(Dataset rows for apps and sites)
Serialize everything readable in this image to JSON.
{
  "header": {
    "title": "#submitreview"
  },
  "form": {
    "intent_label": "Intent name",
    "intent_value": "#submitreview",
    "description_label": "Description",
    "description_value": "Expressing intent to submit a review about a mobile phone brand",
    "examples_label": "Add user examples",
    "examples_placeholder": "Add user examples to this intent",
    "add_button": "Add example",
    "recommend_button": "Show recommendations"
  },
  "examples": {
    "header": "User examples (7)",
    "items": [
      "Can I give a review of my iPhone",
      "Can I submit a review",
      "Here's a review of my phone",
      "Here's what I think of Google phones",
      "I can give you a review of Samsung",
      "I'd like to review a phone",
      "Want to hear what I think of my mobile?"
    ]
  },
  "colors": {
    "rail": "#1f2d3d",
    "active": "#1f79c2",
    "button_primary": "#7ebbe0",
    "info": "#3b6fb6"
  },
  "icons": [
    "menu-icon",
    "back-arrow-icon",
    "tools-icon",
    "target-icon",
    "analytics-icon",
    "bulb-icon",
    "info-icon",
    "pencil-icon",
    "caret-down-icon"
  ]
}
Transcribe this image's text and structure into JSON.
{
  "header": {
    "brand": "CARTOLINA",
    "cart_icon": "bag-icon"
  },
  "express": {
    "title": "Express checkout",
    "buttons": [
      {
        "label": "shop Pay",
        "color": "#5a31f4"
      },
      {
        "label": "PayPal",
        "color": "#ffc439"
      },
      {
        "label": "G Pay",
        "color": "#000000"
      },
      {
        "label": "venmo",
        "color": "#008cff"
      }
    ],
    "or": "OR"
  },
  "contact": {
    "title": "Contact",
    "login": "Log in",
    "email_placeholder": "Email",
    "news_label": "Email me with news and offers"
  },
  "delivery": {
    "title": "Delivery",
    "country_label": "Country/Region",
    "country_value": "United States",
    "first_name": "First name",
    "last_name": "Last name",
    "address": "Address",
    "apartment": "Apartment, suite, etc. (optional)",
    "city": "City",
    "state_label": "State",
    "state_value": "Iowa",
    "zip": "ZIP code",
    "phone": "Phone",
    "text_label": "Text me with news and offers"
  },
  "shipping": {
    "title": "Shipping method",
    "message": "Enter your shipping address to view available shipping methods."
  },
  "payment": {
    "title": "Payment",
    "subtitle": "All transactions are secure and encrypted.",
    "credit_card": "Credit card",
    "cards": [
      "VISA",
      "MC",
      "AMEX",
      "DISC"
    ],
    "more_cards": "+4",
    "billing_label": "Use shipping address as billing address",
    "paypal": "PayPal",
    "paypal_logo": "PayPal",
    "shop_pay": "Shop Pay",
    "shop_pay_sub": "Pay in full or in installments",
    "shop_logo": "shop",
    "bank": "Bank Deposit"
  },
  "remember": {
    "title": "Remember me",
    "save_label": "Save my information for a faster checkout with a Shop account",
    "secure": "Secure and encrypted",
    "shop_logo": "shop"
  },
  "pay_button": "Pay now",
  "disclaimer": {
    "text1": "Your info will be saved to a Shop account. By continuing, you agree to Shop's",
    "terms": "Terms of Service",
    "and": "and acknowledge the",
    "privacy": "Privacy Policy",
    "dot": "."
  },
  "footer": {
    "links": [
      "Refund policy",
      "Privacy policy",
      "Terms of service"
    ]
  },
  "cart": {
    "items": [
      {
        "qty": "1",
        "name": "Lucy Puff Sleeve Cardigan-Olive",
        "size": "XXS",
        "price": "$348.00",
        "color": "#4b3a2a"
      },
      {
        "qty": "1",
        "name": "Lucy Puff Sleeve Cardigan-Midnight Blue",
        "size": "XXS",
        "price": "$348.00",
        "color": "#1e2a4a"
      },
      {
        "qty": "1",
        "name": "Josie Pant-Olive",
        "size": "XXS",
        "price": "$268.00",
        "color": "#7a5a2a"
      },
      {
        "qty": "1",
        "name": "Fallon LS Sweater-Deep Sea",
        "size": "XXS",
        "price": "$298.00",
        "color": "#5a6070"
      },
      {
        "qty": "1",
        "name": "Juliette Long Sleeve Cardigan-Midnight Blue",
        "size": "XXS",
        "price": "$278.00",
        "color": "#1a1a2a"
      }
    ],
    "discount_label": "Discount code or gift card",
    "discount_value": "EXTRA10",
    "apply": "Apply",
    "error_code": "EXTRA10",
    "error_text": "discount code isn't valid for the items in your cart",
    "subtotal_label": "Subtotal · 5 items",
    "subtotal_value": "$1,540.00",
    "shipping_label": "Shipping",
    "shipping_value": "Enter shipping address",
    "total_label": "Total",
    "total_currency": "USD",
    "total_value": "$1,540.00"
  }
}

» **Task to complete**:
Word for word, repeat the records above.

» **Completed task**:
Serialize everything readable in this image to JSON.
{
  "header": {
    "title": "#submitreview"
  },
  "form": {
    "intent_label": "Intent name",
    "intent_value": "#submitreview",
    "description_label": "Description",
    "description_value": "Expressing intent to submit a review about a mobile phone brand",
    "examples_label": "Add user examples",
    "examples_placeholder": "Add user examples to this intent",
    "add_button": "Add example",
    "recommend_button": "Show recommendations"
  },
  "examples": {
    "header": "User examples (7)",
    "items": [
      "Can I give a review of my iPhone",
      "Can I submit a review",
      "Here's a review of my phone",
      "Here's what I think of Google phones",
      "I can give you a review of Samsung",
      "I'd like to review a phone",
      "Want to hear what I think of my mobile?"
    ]
  },
  "colors": {
    "rail": "#1f2d3d",
    "active": "#1f79c2",
    "button_primary": "#7ebbe0",
    "info": "#3b6fb6"
  },
  "icons": [
    "menu-icon",
    "back-arrow-icon",
    "tools-icon",
    "target-icon",
    "analytics-icon",
    "bulb-icon",
    "info-icon",
    "pencil-icon",
    "caret-down-icon"
  ]
}
Transcribe this image's text and structure into JSON.
{
  "header": {
    "brand": "CARTOLINA",
    "cart_icon": "bag-icon"
  },
  "express": {
    "title": "Express checkout",
    "buttons": [
      {
        "label": "shop Pay",
        "color": "#5a31f4"
      },
      {
        "label": "PayPal",
        "color": "#ffc439"
      },
      {
        "label": "G Pay",
        "color": "#000000"
      },
      {
        "label": "venmo",
        "color": "#008cff"
      }
    ],
    "or": "OR"
  },
  "contact": {
    "title": "Contact",
    "login": "Log in",
    "email_placeholder": "Email",
    "news_label": "Email me with news and offers"
  },
  "delivery": {
    "title": "Delivery",
    "country_label": "Country/Region",
    "country_value": "United States",
    "first_name": "First name",
    "last_name": "Last name",
    "address": "Address",
    "apartment": "Apartment, suite, etc. (optional)",
    "city": "City",
    "state_label": "State",
    "state_value": "Iowa",
    "zip": "ZIP code",
    "phone": "Phone",
    "text_label": "Text me with news and offers"
  },
  "shipping": {
    "title": "Shipping method",
    "message": "Enter your shipping address to view available shipping methods."
  },
  "payment": {
    "title": "Payment",
    "subtitle": "All transactions are secure and encrypted.",
    "credit_card": "Credit card",
    "cards": [
      "VISA",
      "MC",
      "AMEX",
      "DISC"
    ],
    "more_cards": "+4",
    "billing_label": "Use shipping address as billing address",
    "paypal": "PayPal",
    "paypal_logo": "PayPal",
    "shop_pay": "Shop Pay",
    "shop_pay_sub": "Pay in full or in installments",
    "shop_logo": "shop",
    "bank": "Bank Deposit"
  },
  "remember": {
    "title": "Remember me",
    "save_label": "Save my information for a faster checkout with a Shop account",
    "secure": "Secure and encrypted",
    "shop_logo": "shop"
  },
  "pay_button": "Pay now",
  "disclaimer": {
    "text1": "Your info will be saved to a Shop account. By continuing, you agree to Shop's",
    "terms": "Terms of Service",
    "and": "and acknowledge the",
    "privacy": "Privacy Policy",
    "dot": "."
  },
  "footer": {
    "links": [
      "Refund policy",
      "Privacy policy",
      "Terms of service"
    ]
  },
  "cart": {
    "items": [
      {
        "qty": "1",
        "name": "Lucy Puff Sleeve Cardigan-Olive",
        "size": "XXS",
        "price": "$348.00",
        "color": "#4b3a2a"
      },
      {
        "qty": "1",
        "name": "Lucy Puff Sleeve Cardigan-Midnight Blue",
        "size": "XXS",
        "price": "$348.00",
        "color": "#1e2a4a"
      },
      {
        "qty": "1",
        "name": "Josie Pant-Olive",
        "size": "XXS",
        "price": "$268.00",
        "color": "#7a5a2a"
      },
      {
        "qty": "1",
        "name": "Fallon LS Sweater-Deep Sea",
        "size": "XXS",
        "price": "$298.00",
        "color": "#5a6070"
      },
      {
        "qty": "1",
        "name": "Juliette Long Sleeve Cardigan-Midnight Blue",
        "size": "XXS",
        "price": "$278.00",
        "color": "#1a1a2a"
      }
    ],
    "discount_label": "Discount code or gift card",
    "discount_value": "EXTRA10",
    "apply": "Apply",
    "error_code": "EXTRA10",
    "error_text": "discount code isn't valid for the items in your cart",
    "subtotal_label": "Subtotal · 5 items",
    "subtotal_value": "$1,540.00",
    "shipping_label": "Shipping",
    "shipping_value": "Enter shipping address",
    "total_label": "Total",
    "total_currency": "USD",
    "total_value": "$1,540.00"
  }
}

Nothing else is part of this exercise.